### DATASET RECORDS

◆ ◆ ◆ ◆

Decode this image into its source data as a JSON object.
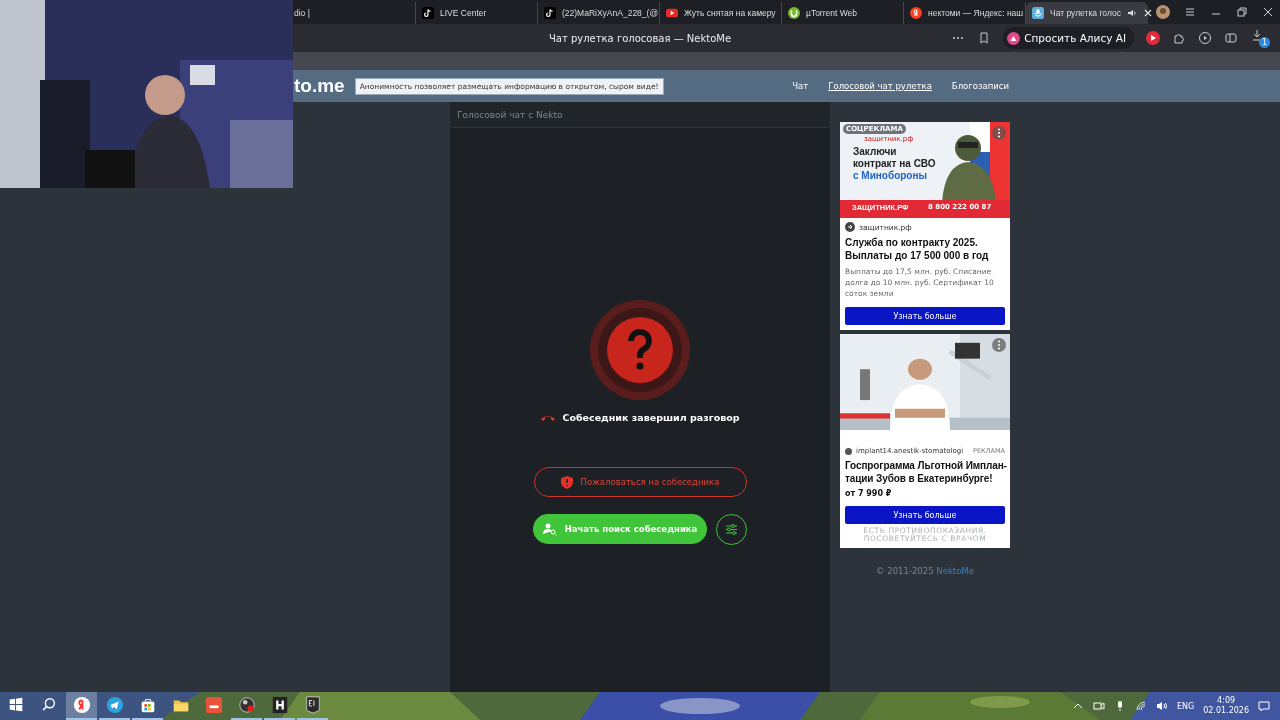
{
  "browser": {
    "tabs": [
      {
        "label": "dio |",
        "kind": "none",
        "selected": false
      },
      {
        "label": "LIVE Center",
        "kind": "tiktok",
        "selected": false
      },
      {
        "label": "(22)MaRiXyAnA_228_(@",
        "kind": "tiktok",
        "selected": false
      },
      {
        "label": "Жуть снятая на камеру",
        "kind": "youtube",
        "selected": false
      },
      {
        "label": "µTorrent Web",
        "kind": "torrent",
        "selected": false
      },
      {
        "label": "нектоми — Яндекс: наш",
        "kind": "yandex",
        "selected": false
      },
      {
        "label": "Чат рулетка голос",
        "kind": "site",
        "selected": true
      }
    ],
    "page_title": "Чат рулетка голосовая — NektoMe",
    "alice_button": "Спросить Алису AI",
    "downloads_badge": "1"
  },
  "site": {
    "logo": "to.me",
    "notice": "Анонимность позволяет размещать информацию в открытом, сыром виде!",
    "nav": [
      {
        "label": "Чат",
        "selected": false
      },
      {
        "label": "Голосовой чат рулетка",
        "selected": true
      },
      {
        "label": "Блогозаписи",
        "selected": false
      }
    ]
  },
  "chat": {
    "title": "Голосовой чат с Nekto",
    "status": "Собеседник завершил разговор",
    "report_button": "Пожаловаться на собеседника",
    "search_button": "Начать поиск собеседника"
  },
  "ad_top": {
    "badge": "СОЦРЕКЛАМА",
    "banner_logo": "защитник.рф",
    "banner_lines": [
      "Заключи",
      "контракт на СВО",
      "с Минобороны"
    ],
    "brand": "ЗАЩИТНИК.РФ",
    "phone": "8 800 222 00 87",
    "domain": "защитник.рф",
    "title": "Служба по контракту 2025. Выплаты до 17 500 000 в год",
    "text": "Выплаты до 17,5 млн. руб. Списание долга до 10 млн. руб. Сертификат 10 соток земли",
    "button": "Узнать больше"
  },
  "ad_bottom": {
    "domain": "implant14.anestik-stomatologi",
    "label": "РЕКЛАМА",
    "title_lines": [
      "Госпрограмма Льготной Имплан-",
      "тации Зубов в Екатеринбурге!"
    ],
    "price": "от 7 990 ₽",
    "button": "Узнать больше",
    "disclaimer_lines": [
      "ЕСТЬ ПРОТИВОПОКАЗАНИЯ.",
      "ПОСОВЕТУЙТЕСЬ С ВРАЧОМ"
    ]
  },
  "footer": {
    "copyright": "© 2011-2025",
    "link": "NektoMe"
  },
  "taskbar": {
    "apps": [
      {
        "kind": "yandex",
        "selected": true,
        "running": true
      },
      {
        "kind": "telegram",
        "selected": false,
        "running": true
      },
      {
        "kind": "store",
        "selected": false,
        "running": true
      },
      {
        "kind": "explorer",
        "selected": false,
        "running": false
      },
      {
        "kind": "dts",
        "selected": false,
        "running": false
      },
      {
        "kind": "obs",
        "selected": false,
        "running": true
      },
      {
        "kind": "h",
        "selected": false,
        "running": true
      },
      {
        "kind": "epic",
        "selected": false,
        "running": true
      }
    ],
    "language": "ENG",
    "time": "4:09",
    "date": "02.01.2026"
  }
}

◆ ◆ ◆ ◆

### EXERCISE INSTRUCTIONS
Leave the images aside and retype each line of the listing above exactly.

### ANSWER FOR THIS EXERCISE
Decode this image into its source data as a JSON object.
{
  "browser": {
    "tabs": [
      {
        "label": "dio |",
        "kind": "none",
        "selected": false
      },
      {
        "label": "LIVE Center",
        "kind": "tiktok",
        "selected": false
      },
      {
        "label": "(22)MaRiXyAnA_228_(@",
        "kind": "tiktok",
        "selected": false
      },
      {
        "label": "Жуть снятая на камеру",
        "kind": "youtube",
        "selected": false
      },
      {
        "label": "µTorrent Web",
        "kind": "torrent",
        "selected": false
      },
      {
        "label": "нектоми — Яндекс: наш",
        "kind": "yandex",
        "selected": false
      },
      {
        "label": "Чат рулетка голос",
        "kind": "site",
        "selected": true
      }
    ],
    "page_title": "Чат рулетка голосовая — NektoMe",
    "alice_button": "Спросить Алису AI",
    "downloads_badge": "1"
  },
  "site": {
    "logo": "to.me",
    "notice": "Анонимность позволяет размещать информацию в открытом, сыром виде!",
    "nav": [
      {
        "label": "Чат",
        "selected": false
      },
      {
        "label": "Голосовой чат рулетка",
        "selected": true
      },
      {
        "label": "Блогозаписи",
        "selected": false
      }
    ]
  },
  "chat": {
    "title": "Голосовой чат с Nekto",
    "status": "Собеседник завершил разговор",
    "report_button": "Пожаловаться на собеседника",
    "search_button": "Начать поиск собеседника"
  },
  "ad_top": {
    "badge": "СОЦРЕКЛАМА",
    "banner_logo": "защитник.рф",
    "banner_lines": [
      "Заключи",
      "контракт на СВО",
      "с Минобороны"
    ],
    "brand": "ЗАЩИТНИК.РФ",
    "phone": "8 800 222 00 87",
    "domain": "защитник.рф",
    "title": "Служба по контракту 2025. Выплаты до 17 500 000 в год",
    "text": "Выплаты до 17,5 млн. руб. Списание долга до 10 млн. руб. Сертификат 10 соток земли",
    "button": "Узнать больше"
  },
  "ad_bottom": {
    "domain": "implant14.anestik-stomatologi",
    "label": "РЕКЛАМА",
    "title_lines": [
      "Госпрограмма Льготной Имплан-",
      "тации Зубов в Екатеринбурге!"
    ],
    "price": "от 7 990 ₽",
    "button": "Узнать больше",
    "disclaimer_lines": [
      "ЕСТЬ ПРОТИВОПОКАЗАНИЯ.",
      "ПОСОВЕТУЙТЕСЬ С ВРАЧОМ"
    ]
  },
  "footer": {
    "copyright": "© 2011-2025",
    "link": "NektoMe"
  },
  "taskbar": {
    "apps": [
      {
        "kind": "yandex",
        "selected": true,
        "running": true
      },
      {
        "kind": "telegram",
        "selected": false,
        "running": true
      },
      {
        "kind": "store",
        "selected": false,
        "running": true
      },
      {
        "kind": "explorer",
        "selected": false,
        "running": false
      },
      {
        "kind": "dts",
        "selected": false,
        "running": false
      },
      {
        "kind": "obs",
        "selected": false,
        "running": true
      },
      {
        "kind": "h",
        "selected": false,
        "running": true
      },
      {
        "kind": "epic",
        "selected": false,
        "running": true
      }
    ],
    "language": "ENG",
    "time": "4:09",
    "date": "02.01.2026"
  }
}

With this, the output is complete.